ACTION ITEM:
Go through the entries below and pick out every line with "icon".

MATERIAL SUPPLIED:
╭──

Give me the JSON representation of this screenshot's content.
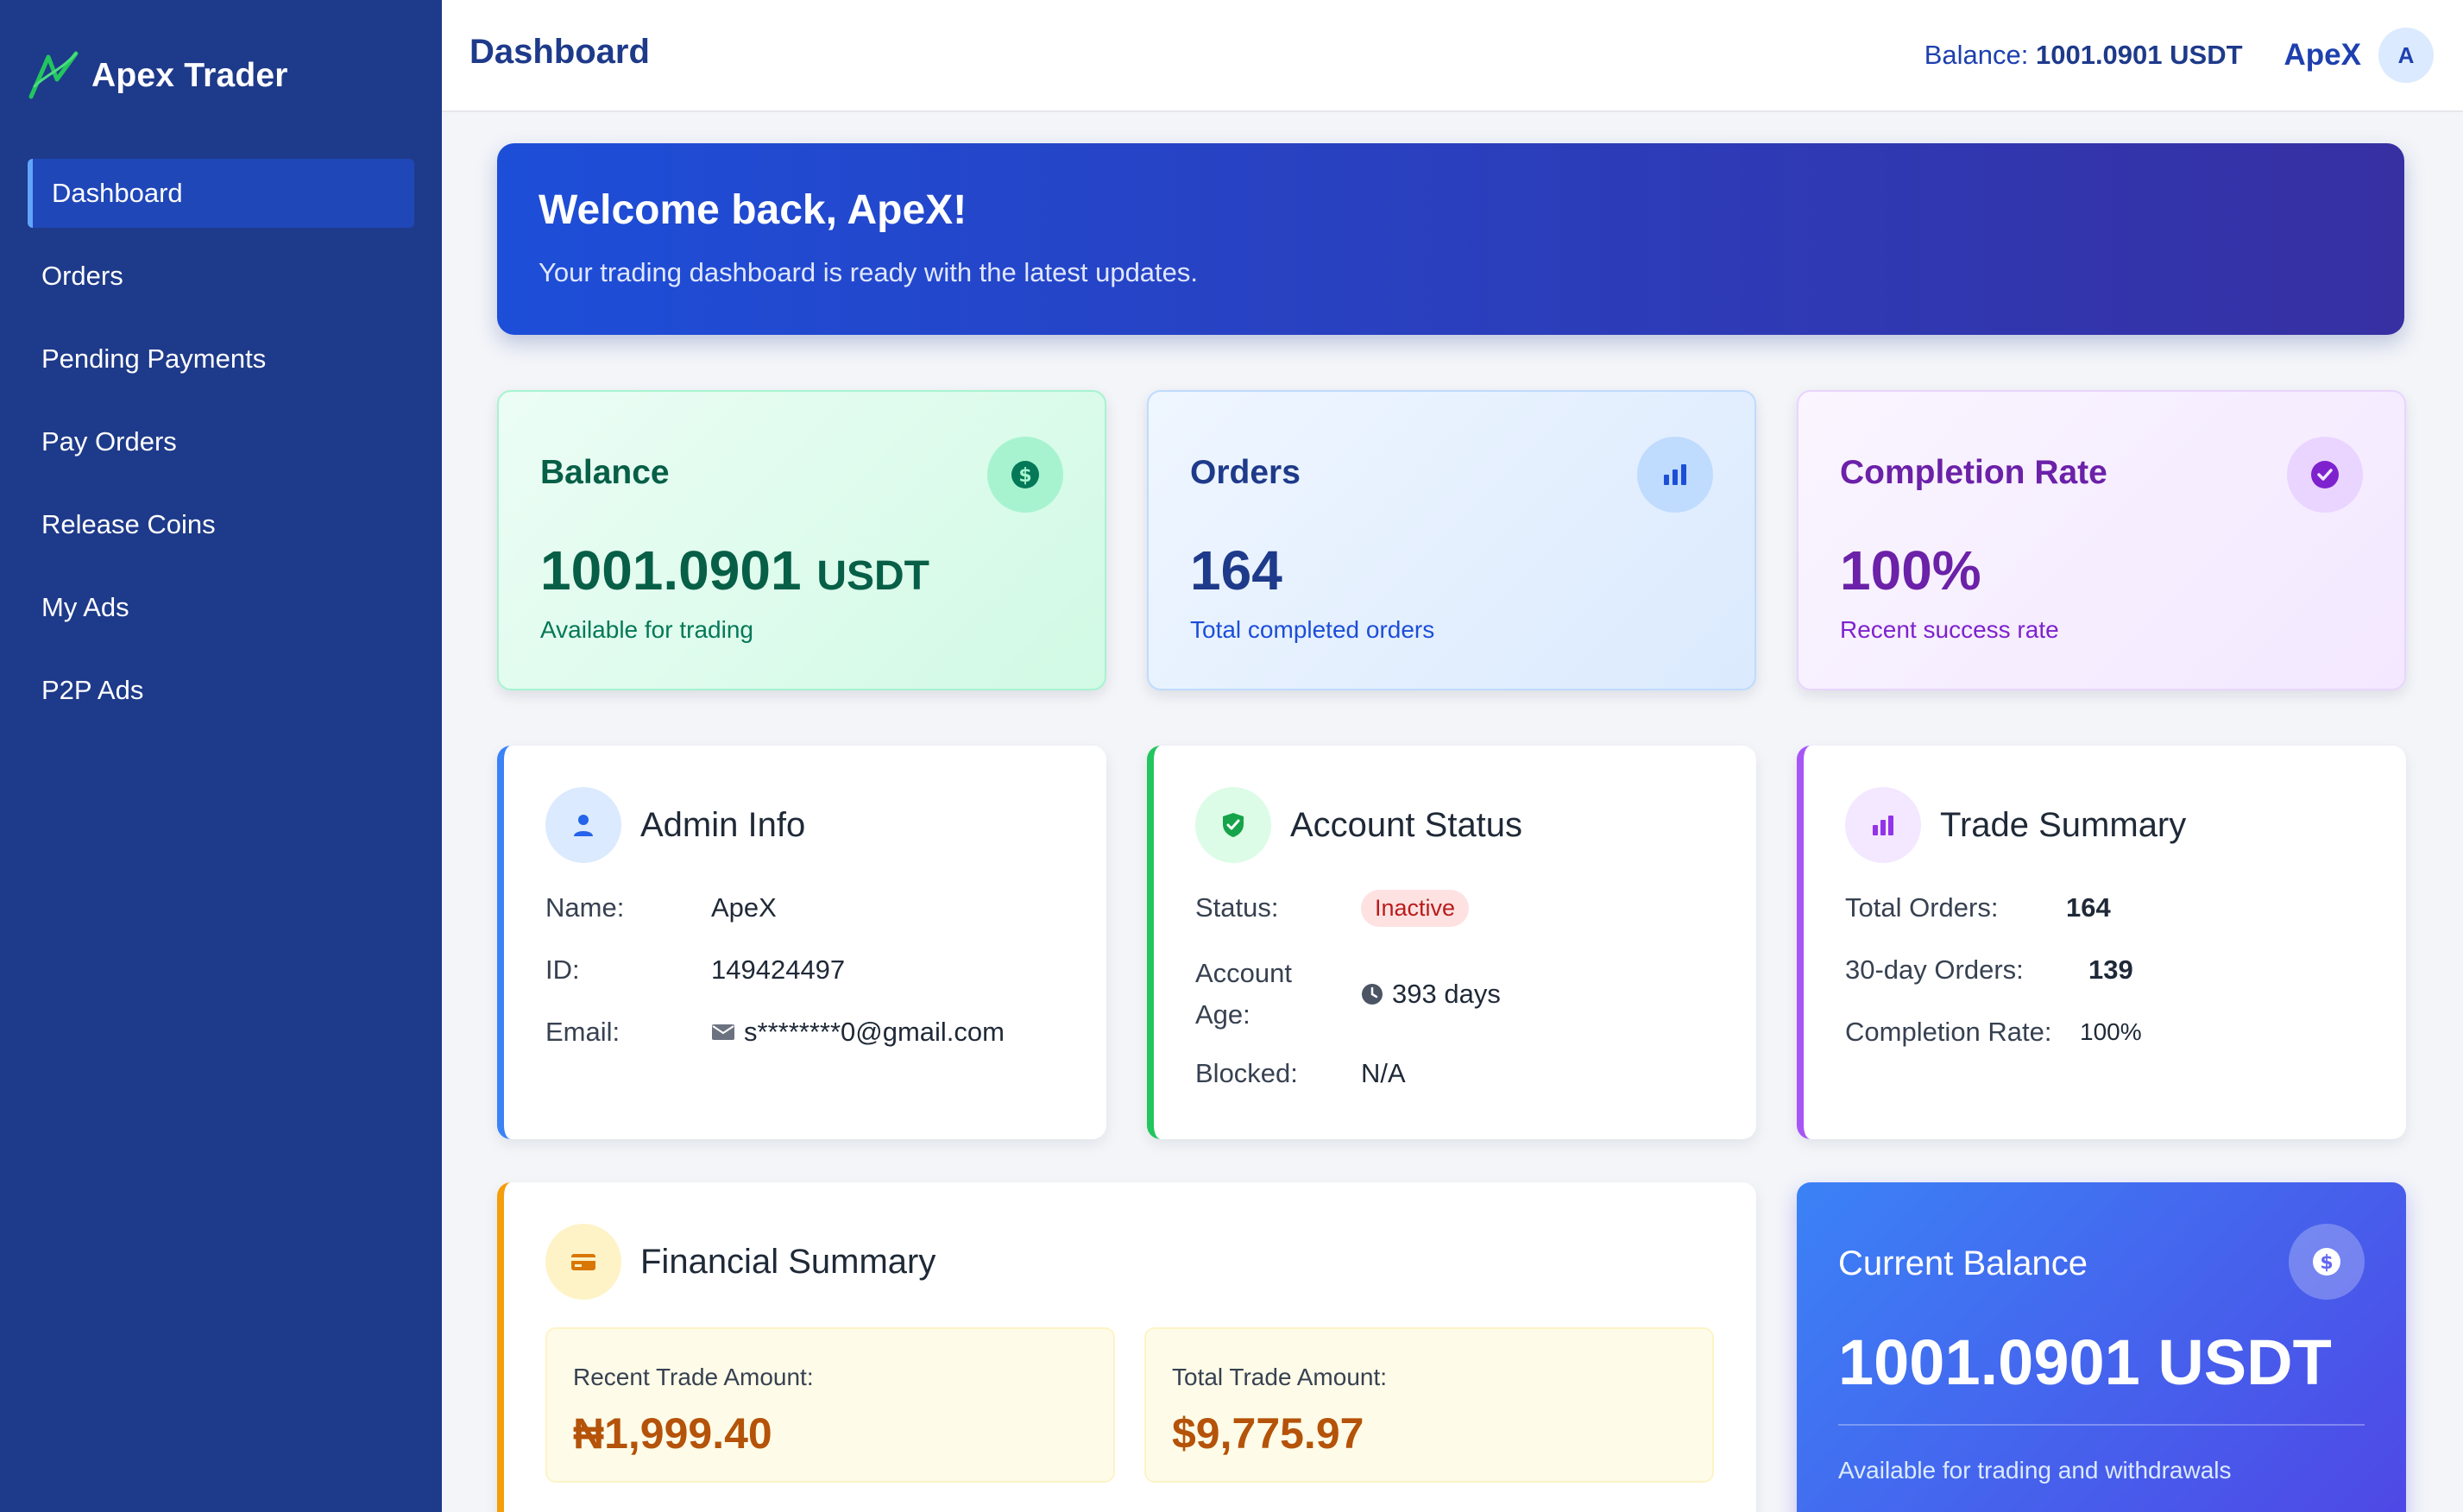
{
  "app": {
    "name": "Apex Trader"
  },
  "sidebar": {
    "items": [
      {
        "label": "Dashboard",
        "active": true
      },
      {
        "label": "Orders"
      },
      {
        "label": "Pending Payments"
      },
      {
        "label": "Pay Orders"
      },
      {
        "label": "Release Coins"
      },
      {
        "label": "My Ads"
      },
      {
        "label": "P2P Ads"
      }
    ]
  },
  "header": {
    "title": "Dashboard",
    "balance_label": "Balance:",
    "balance_value": "1001.0901 USDT",
    "username": "ApeX",
    "avatar_initial": "A"
  },
  "welcome": {
    "title": "Welcome back, ApeX!",
    "subtitle": "Your trading dashboard is ready with the latest updates."
  },
  "stats": {
    "balance": {
      "title": "Balance",
      "value": "1001.0901",
      "unit": "USDT",
      "sub": "Available for trading",
      "icon": "dollar-icon"
    },
    "orders": {
      "title": "Orders",
      "value": "164",
      "sub": "Total completed orders",
      "icon": "bar-chart-icon"
    },
    "completion": {
      "title": "Completion Rate",
      "value": "100%",
      "sub": "Recent success rate",
      "icon": "check-circle-icon"
    }
  },
  "admin_info": {
    "title": "Admin Info",
    "name_label": "Name:",
    "name": "ApeX",
    "id_label": "ID:",
    "id": "149424497",
    "email_label": "Email:",
    "email": "s********0@gmail.com"
  },
  "account_status": {
    "title": "Account Status",
    "status_label": "Status:",
    "status": "Inactive",
    "age_label_1": "Account",
    "age_label_2": "Age:",
    "age": "393 days",
    "blocked_label": "Blocked:",
    "blocked": "N/A"
  },
  "trade_summary": {
    "title": "Trade Summary",
    "total_label": "Total Orders:",
    "total": "164",
    "thirty_label": "30-day Orders:",
    "thirty": "139",
    "rate_label": "Completion Rate:",
    "rate": "100%"
  },
  "financial_summary": {
    "title": "Financial Summary",
    "recent_label": "Recent Trade Amount:",
    "recent": "₦1,999.40",
    "total_label": "Total Trade Amount:",
    "total": "$9,775.97"
  },
  "current_balance": {
    "title": "Current Balance",
    "value": "1001.0901 USDT",
    "sub": "Available for trading and withdrawals"
  },
  "colors": {
    "sidebar": "#1e3a8a",
    "accent_blue": "#1d4ed8",
    "success": "#065f46",
    "purple": "#6b21a8",
    "amber": "#b45309"
  }
}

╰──

RESPONSE TO THIS EXERCISE:
      "icon": "dollar-icon"
      "icon": "bar-chart-icon"
      "icon": "check-circle-icon"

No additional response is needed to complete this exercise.